*TASK ITEM*.
Comb the records below for the string "data" and copy each line where it turns up.

[Stored records]
_____

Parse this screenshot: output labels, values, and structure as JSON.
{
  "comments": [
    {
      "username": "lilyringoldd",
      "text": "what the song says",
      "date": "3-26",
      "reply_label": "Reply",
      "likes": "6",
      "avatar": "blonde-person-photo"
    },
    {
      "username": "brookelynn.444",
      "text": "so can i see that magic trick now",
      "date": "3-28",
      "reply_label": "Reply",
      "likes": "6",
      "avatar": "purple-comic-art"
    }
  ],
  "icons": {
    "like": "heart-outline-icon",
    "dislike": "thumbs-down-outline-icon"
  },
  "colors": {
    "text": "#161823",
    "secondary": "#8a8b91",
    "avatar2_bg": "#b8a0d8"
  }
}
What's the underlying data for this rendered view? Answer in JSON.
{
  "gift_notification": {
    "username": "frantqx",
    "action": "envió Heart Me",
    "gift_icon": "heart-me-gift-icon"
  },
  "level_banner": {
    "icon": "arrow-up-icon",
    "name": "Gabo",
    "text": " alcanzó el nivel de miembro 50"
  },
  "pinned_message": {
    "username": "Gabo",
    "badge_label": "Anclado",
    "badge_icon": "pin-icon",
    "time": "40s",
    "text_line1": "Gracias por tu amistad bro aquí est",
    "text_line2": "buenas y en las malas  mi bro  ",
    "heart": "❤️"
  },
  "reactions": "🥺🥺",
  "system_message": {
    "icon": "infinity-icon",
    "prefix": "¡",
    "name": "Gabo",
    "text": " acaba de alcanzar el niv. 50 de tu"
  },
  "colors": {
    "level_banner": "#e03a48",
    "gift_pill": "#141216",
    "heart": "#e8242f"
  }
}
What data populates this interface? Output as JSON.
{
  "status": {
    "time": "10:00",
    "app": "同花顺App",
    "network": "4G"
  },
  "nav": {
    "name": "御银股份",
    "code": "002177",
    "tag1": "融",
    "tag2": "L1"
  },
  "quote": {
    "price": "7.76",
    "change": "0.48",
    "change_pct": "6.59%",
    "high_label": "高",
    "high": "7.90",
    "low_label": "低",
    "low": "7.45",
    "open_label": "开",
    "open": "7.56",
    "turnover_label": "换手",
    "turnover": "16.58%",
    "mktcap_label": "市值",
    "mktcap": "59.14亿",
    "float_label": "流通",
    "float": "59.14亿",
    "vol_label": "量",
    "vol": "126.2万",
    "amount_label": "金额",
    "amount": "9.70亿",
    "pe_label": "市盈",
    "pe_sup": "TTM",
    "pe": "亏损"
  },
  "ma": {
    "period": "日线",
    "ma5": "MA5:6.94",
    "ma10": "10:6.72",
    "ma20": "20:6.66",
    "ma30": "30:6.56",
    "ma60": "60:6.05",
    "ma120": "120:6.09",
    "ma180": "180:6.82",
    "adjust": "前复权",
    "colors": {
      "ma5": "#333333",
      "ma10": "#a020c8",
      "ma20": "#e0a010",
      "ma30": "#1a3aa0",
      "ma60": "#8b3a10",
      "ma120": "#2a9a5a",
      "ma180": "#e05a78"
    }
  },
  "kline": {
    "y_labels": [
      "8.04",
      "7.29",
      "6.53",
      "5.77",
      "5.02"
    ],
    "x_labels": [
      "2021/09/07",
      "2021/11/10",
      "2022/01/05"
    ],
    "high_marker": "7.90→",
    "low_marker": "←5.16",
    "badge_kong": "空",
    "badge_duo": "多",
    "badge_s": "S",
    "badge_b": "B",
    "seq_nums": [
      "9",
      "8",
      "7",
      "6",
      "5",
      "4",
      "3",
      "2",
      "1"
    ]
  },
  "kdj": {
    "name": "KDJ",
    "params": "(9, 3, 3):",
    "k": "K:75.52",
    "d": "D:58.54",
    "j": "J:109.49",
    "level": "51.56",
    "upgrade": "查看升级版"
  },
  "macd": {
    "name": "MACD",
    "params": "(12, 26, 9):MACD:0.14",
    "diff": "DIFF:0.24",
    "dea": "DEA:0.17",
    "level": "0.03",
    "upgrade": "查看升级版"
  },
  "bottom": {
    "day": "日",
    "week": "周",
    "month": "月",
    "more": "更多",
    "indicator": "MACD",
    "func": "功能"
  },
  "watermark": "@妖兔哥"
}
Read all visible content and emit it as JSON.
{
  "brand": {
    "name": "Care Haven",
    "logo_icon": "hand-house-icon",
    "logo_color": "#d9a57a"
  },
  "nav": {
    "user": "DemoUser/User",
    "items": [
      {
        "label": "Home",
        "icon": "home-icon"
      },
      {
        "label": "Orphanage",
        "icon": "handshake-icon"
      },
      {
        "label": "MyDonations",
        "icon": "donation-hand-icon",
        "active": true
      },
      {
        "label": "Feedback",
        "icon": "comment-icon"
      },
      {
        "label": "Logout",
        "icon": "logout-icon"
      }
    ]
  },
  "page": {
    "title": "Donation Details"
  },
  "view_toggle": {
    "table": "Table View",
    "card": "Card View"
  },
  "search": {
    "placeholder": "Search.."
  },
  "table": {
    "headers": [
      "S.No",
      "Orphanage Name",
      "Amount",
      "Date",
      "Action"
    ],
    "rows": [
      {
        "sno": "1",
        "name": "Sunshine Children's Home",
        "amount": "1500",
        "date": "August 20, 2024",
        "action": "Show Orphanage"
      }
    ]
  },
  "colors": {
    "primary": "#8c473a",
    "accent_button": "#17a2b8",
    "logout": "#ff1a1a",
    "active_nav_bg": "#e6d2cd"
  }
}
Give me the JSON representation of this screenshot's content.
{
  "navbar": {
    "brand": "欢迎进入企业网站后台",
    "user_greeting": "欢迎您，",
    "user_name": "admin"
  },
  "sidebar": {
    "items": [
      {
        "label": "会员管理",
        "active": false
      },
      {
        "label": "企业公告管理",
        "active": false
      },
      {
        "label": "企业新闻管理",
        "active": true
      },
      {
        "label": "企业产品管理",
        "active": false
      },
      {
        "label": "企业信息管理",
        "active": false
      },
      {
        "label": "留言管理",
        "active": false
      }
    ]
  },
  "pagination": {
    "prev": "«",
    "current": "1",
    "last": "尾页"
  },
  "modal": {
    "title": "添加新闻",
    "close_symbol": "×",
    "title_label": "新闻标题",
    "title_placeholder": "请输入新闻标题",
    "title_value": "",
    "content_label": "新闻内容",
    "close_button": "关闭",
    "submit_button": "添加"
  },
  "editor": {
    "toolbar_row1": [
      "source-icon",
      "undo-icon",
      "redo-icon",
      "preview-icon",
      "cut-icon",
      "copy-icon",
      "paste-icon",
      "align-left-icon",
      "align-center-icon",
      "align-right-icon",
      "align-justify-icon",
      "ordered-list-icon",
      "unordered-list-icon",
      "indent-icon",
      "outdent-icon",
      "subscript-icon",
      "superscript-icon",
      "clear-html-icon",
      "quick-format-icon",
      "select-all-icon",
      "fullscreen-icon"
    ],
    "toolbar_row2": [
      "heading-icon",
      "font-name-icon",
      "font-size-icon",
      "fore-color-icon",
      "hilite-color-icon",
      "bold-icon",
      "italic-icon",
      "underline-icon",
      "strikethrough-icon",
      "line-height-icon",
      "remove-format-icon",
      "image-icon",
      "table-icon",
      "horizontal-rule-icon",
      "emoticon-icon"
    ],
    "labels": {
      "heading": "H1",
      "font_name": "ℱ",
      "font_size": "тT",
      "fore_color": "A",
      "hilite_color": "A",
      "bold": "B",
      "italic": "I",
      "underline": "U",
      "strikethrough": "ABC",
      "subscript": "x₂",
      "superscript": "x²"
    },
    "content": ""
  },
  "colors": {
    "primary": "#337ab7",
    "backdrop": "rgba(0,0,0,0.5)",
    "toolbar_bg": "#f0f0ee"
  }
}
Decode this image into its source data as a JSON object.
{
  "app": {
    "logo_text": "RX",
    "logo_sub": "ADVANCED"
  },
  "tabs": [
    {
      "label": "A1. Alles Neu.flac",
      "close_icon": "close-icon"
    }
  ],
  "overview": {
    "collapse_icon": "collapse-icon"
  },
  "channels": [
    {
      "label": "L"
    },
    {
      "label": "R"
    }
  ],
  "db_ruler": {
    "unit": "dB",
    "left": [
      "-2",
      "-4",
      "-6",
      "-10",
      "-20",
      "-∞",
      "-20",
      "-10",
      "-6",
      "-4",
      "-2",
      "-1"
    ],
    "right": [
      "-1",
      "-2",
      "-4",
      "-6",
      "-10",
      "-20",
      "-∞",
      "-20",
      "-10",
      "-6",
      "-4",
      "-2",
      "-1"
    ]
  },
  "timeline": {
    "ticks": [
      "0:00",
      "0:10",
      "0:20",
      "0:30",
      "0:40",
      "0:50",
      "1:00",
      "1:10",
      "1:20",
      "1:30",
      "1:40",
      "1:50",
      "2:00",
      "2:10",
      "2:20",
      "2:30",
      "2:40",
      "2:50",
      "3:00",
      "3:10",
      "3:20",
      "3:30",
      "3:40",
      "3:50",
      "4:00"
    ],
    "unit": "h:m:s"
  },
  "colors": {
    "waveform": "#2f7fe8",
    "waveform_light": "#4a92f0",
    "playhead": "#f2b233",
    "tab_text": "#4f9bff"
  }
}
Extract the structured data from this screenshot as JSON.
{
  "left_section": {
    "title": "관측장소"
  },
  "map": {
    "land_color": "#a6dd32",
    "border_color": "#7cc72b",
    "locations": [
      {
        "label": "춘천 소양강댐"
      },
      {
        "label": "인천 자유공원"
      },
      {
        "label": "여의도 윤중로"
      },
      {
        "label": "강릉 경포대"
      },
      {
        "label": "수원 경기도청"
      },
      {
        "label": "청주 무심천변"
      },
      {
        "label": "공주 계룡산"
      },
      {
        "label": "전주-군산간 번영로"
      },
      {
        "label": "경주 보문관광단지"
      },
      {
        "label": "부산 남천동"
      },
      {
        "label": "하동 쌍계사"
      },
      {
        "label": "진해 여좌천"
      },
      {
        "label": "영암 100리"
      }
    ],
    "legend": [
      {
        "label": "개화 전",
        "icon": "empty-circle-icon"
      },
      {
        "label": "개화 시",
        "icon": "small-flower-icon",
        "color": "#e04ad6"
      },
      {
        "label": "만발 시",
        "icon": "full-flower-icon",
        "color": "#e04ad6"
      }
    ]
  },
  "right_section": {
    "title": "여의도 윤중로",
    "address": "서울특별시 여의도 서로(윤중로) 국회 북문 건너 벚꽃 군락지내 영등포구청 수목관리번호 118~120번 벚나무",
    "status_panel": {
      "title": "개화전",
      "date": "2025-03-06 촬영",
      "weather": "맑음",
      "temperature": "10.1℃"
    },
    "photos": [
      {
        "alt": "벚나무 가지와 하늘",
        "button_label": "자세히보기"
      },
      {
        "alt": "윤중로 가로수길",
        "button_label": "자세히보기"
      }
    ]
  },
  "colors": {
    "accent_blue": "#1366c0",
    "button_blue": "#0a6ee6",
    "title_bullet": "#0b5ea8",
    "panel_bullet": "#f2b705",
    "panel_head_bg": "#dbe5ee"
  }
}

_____

*ANSWER SPACE*.
What's the underlying data for this rendered view? Answer in JSON.
What data populates this interface? Output as JSON.
Decode this image into its source data as a JSON object.
Extract the structured data from this screenshot as JSON.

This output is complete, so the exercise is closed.